=== Given data ===

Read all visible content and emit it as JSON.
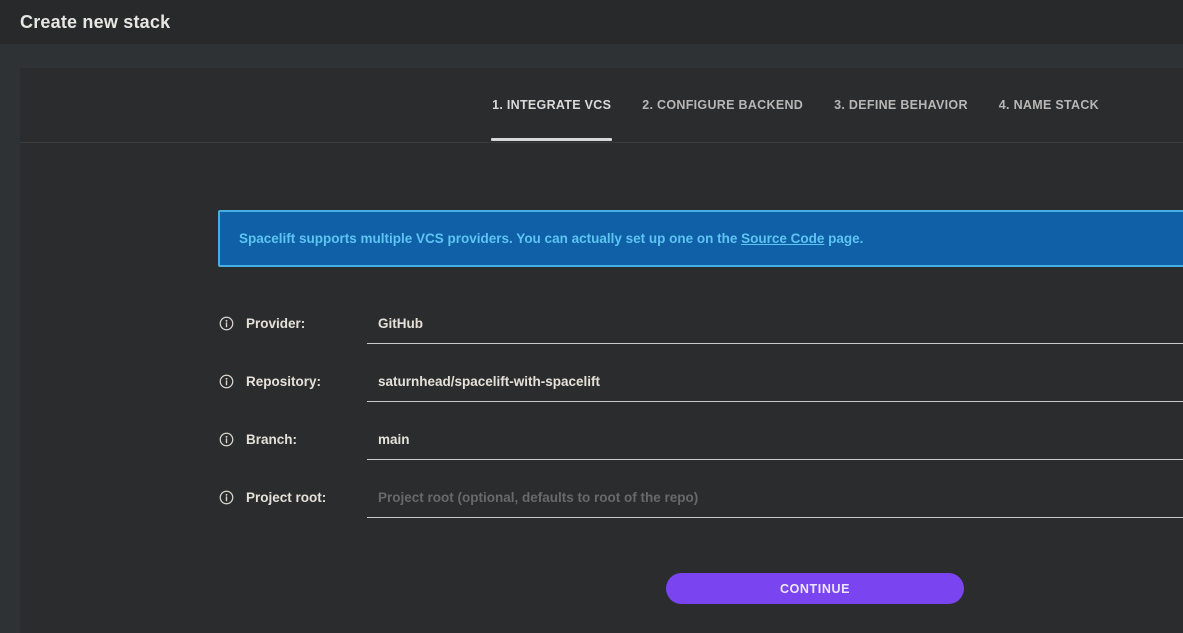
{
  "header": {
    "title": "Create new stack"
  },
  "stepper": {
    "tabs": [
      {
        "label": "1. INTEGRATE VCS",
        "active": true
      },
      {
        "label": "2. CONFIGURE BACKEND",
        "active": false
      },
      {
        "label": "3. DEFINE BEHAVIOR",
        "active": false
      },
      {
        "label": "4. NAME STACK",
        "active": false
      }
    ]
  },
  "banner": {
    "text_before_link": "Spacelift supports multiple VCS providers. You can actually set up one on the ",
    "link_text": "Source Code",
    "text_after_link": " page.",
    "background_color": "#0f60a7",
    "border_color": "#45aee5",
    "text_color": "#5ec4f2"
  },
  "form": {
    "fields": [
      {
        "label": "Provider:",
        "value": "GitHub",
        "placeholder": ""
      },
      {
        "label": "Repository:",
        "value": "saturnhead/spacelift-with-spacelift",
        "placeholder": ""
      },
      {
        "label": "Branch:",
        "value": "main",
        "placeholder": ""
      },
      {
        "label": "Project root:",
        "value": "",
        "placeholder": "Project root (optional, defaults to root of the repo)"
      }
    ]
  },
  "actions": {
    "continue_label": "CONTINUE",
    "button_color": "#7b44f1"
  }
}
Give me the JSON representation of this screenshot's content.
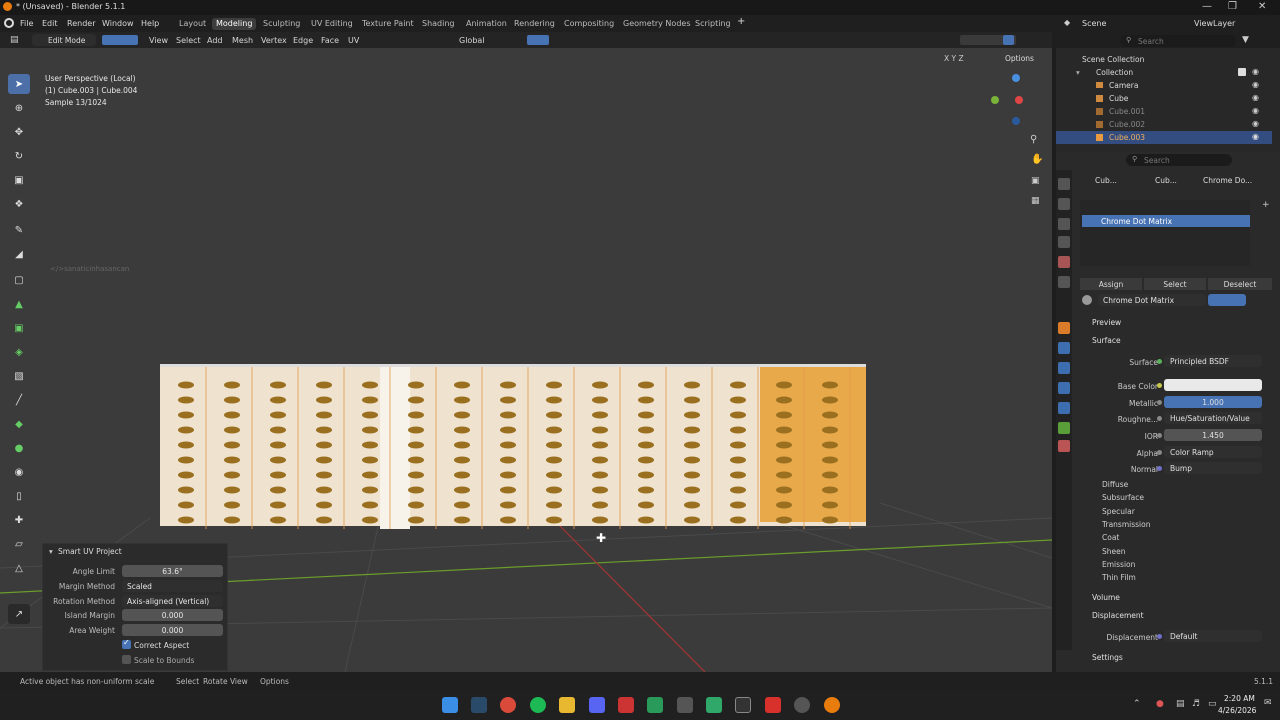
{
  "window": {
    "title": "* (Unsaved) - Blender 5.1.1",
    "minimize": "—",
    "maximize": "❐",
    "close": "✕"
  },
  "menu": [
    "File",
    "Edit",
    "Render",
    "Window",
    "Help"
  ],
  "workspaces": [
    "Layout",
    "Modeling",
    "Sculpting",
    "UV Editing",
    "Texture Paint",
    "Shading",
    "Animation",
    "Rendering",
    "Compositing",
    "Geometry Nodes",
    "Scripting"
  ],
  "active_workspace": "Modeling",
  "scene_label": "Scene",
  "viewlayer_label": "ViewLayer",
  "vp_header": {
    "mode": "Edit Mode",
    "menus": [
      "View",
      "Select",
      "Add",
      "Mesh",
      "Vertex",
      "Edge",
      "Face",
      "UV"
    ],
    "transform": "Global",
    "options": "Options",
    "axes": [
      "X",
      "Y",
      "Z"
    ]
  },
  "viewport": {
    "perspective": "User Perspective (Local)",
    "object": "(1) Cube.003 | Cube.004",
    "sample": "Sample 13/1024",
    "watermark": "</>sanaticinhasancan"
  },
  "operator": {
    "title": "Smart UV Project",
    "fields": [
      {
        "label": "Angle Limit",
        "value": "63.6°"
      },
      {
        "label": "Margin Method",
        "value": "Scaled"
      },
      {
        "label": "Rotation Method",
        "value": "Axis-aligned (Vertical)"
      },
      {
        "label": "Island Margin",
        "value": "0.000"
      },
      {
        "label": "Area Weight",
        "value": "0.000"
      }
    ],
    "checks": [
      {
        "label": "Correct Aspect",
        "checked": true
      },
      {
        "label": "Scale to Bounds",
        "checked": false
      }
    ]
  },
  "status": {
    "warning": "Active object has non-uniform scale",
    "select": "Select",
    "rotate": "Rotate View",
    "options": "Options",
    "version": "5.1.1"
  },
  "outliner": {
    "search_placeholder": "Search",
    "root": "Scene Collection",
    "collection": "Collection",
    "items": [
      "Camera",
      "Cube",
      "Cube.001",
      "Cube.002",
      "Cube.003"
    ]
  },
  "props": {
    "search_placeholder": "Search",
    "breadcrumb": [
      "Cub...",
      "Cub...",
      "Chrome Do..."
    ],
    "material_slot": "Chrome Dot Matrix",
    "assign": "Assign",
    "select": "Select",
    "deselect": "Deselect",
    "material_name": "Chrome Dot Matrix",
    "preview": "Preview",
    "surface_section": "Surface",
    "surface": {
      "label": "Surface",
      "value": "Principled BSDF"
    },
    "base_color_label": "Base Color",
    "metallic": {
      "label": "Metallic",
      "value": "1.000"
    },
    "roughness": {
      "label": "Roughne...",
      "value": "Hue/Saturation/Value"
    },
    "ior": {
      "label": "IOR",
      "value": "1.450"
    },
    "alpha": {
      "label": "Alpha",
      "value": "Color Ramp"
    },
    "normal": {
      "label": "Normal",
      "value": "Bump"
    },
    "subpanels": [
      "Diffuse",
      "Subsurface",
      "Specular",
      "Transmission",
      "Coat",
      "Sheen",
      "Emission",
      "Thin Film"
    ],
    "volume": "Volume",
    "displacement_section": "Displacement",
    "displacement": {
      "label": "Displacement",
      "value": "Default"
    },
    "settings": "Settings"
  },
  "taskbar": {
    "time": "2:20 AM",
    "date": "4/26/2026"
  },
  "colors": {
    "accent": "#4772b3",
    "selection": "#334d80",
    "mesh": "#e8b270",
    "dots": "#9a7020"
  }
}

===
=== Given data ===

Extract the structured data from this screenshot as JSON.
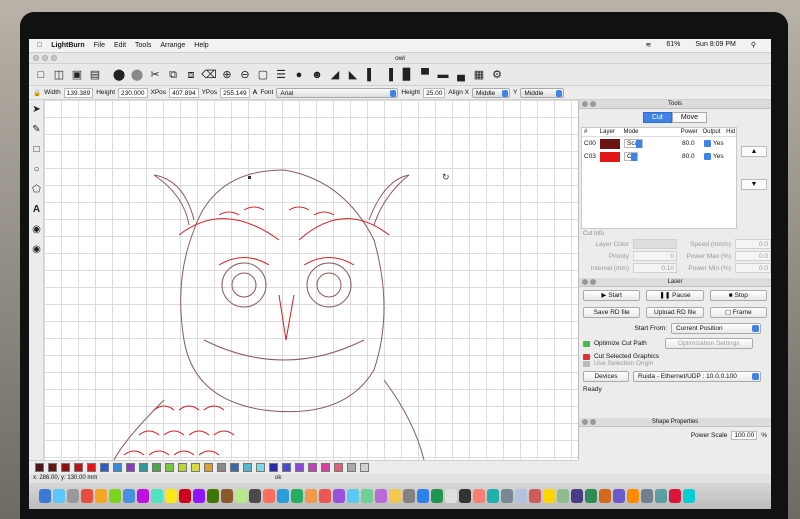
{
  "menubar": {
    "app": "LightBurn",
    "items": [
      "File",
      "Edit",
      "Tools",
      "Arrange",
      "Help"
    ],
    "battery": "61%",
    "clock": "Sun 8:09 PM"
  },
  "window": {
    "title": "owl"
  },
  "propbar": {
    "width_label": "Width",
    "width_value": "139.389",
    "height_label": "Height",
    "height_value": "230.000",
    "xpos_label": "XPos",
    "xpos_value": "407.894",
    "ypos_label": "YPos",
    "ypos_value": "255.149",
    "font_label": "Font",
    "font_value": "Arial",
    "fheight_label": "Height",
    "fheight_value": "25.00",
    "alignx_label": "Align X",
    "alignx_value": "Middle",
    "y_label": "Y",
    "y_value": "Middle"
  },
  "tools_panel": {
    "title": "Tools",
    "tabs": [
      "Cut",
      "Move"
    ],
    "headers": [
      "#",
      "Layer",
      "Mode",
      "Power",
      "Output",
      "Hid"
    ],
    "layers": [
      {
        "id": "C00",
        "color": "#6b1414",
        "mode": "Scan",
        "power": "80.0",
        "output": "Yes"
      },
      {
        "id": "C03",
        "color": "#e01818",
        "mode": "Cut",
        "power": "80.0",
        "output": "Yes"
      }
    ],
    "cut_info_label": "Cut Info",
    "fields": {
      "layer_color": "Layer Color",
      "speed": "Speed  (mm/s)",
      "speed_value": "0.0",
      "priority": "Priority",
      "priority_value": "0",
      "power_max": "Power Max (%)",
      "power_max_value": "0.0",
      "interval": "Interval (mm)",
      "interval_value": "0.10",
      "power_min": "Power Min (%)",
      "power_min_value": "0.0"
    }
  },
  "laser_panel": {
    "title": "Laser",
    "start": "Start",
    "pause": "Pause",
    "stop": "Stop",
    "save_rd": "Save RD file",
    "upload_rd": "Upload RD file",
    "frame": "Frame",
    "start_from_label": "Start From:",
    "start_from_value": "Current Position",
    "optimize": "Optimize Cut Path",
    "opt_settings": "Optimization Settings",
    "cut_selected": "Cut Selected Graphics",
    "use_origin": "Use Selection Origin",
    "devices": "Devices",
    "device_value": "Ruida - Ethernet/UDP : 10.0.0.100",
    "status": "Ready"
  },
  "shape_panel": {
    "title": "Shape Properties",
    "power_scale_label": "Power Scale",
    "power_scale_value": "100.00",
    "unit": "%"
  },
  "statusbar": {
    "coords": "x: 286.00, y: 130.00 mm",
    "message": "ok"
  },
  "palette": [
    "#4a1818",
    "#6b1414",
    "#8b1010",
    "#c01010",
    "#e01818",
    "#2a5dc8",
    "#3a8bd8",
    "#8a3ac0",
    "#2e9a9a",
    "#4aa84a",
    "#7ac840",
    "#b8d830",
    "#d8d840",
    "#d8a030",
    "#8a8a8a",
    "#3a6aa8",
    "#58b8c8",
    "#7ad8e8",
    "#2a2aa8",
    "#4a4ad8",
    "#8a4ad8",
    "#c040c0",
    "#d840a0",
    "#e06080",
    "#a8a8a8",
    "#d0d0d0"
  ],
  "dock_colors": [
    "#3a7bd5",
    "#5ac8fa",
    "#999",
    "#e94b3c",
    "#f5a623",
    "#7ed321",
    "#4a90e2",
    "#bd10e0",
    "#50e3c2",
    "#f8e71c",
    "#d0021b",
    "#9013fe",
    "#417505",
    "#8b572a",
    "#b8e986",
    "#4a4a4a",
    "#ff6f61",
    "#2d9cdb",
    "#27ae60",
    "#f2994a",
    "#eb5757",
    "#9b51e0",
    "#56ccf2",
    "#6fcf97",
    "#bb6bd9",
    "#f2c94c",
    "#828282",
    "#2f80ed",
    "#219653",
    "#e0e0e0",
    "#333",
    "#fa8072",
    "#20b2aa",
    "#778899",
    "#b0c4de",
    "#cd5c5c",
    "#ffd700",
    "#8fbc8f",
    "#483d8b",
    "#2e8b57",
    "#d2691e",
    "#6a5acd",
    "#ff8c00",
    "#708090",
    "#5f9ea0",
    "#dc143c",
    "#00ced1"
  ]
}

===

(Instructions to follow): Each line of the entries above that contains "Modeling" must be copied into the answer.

(Completed exercise):
    "Modeling",
  "active_workspace": "Modeling",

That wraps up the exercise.